The meeting room will be used weekly for group training. Training is essential for firefighter safety and competence and is a regulatory requirement. The meeting room will serve as an emergency operations center when needed. It will also serve as a small-group meeting space for the public and other agencies.
The second-floor multi-purpose room will be used for a variety of indoor, all-weather hands-on training and practice both in the room itself and in the adjoining bays, (for example, multi-story-building firefighting and rescue training using ladders, ropes, stairwells and hoses). It will also be used for after-call physical and mental warm-down and decompression, physical fitness training, and storage.
The 11-by-16-foot library will be a common use area for all firefighters. It will have maintenance manuals, training materials and records. It will provide a quiet place for study and testing. It will have computers and internet service for online training courses. And, for volunteers who are telecommuters, it can serve as a quiet work place which places them already at the station if a call comes in.
The office space consists of one room with space for three desks and another separate room. It serves the same functions for the same staff as at the current Winthrop station.
The reason we don’t have firefighters staying overnight now is because there aren’t facilities to do so. According to Chief Acord, if the new station had sleeping and eating quarters, it could be staffed around the clock by paid staff and volunteers during periods of high risk and perhaps also on weekdays during normal conditions.
Chief Acord has pointed out that the new station should have a sprinkler system in any event because of the cost and critical function of the building and its contents.
The Twisp Public Works Building is 5,808 square feet and cost $960,000. It is a fine public works building, but it is not a main fire station and is far less expensive to build. Different building types can have very different building costs even for similar sized buildings. For example, the new Twisp Civic Building will be 8,632 square feet. and, as of February 2018, has a projected cost of $3,168,000.
The new station will significantly benefit all areas served by District 6 including Lost River and Gold Creek. The new station will be a better training facility and will be used by all district personnel. Better training facilities will result in more frequent and thorough training and better firefighters which benefits every part of the district. A facility which provides better access to and organization of equipment and periodic 24-hour station staffing will result in better response times which also benefits every area served by the district. And, a facility which better protects the health and safety of firefighters will help prevent firefighter injuries and health problems which, in turn, will help keep firefighters available for duty.

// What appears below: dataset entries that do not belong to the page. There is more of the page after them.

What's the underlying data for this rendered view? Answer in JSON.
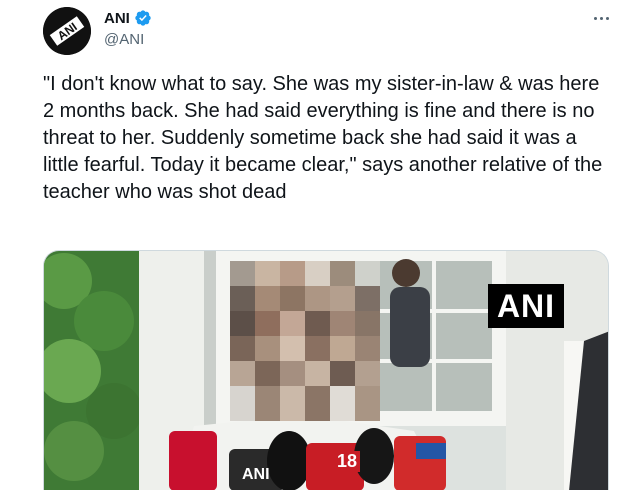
{
  "author": {
    "display_name": "ANI",
    "handle": "@ANI",
    "verified": true,
    "avatar_text": "ANI"
  },
  "tweet": {
    "text": "\"I don't know what to say. She was my sister-in-law & was here 2 months back. She had said everything is fine and there is no threat to her. Suddenly sometime back she had said it was a little fearful. Today it became clear,\" says another relative of the teacher who was shot dead"
  },
  "media": {
    "watermark": "ANI",
    "mic_labels": [
      "18",
      "ANI"
    ]
  },
  "colors": {
    "text_primary": "#0f1419",
    "text_secondary": "#536471",
    "verified_blue": "#1d9bf0",
    "border": "#cfd9de"
  },
  "icons": {
    "verified": "verified-badge-icon",
    "more": "more-dots-icon"
  }
}
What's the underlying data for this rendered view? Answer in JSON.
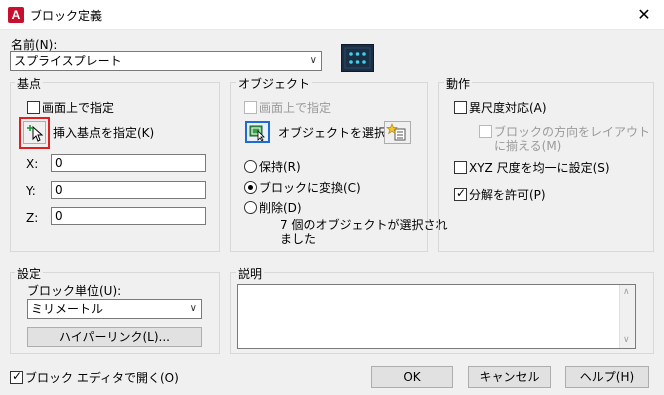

It will also help with retention and recruitment. Having more firefighters and keeping them available for duty is also a benefit to every part of the District. Lastly, with respect to the Lost River and Gold Creek areas, the Winthrop station responds to the same calls as the Mazama station 96% of the time and to the same calls as the Carlton station 72% of the time.
Paul Sisson lives in Winthrop.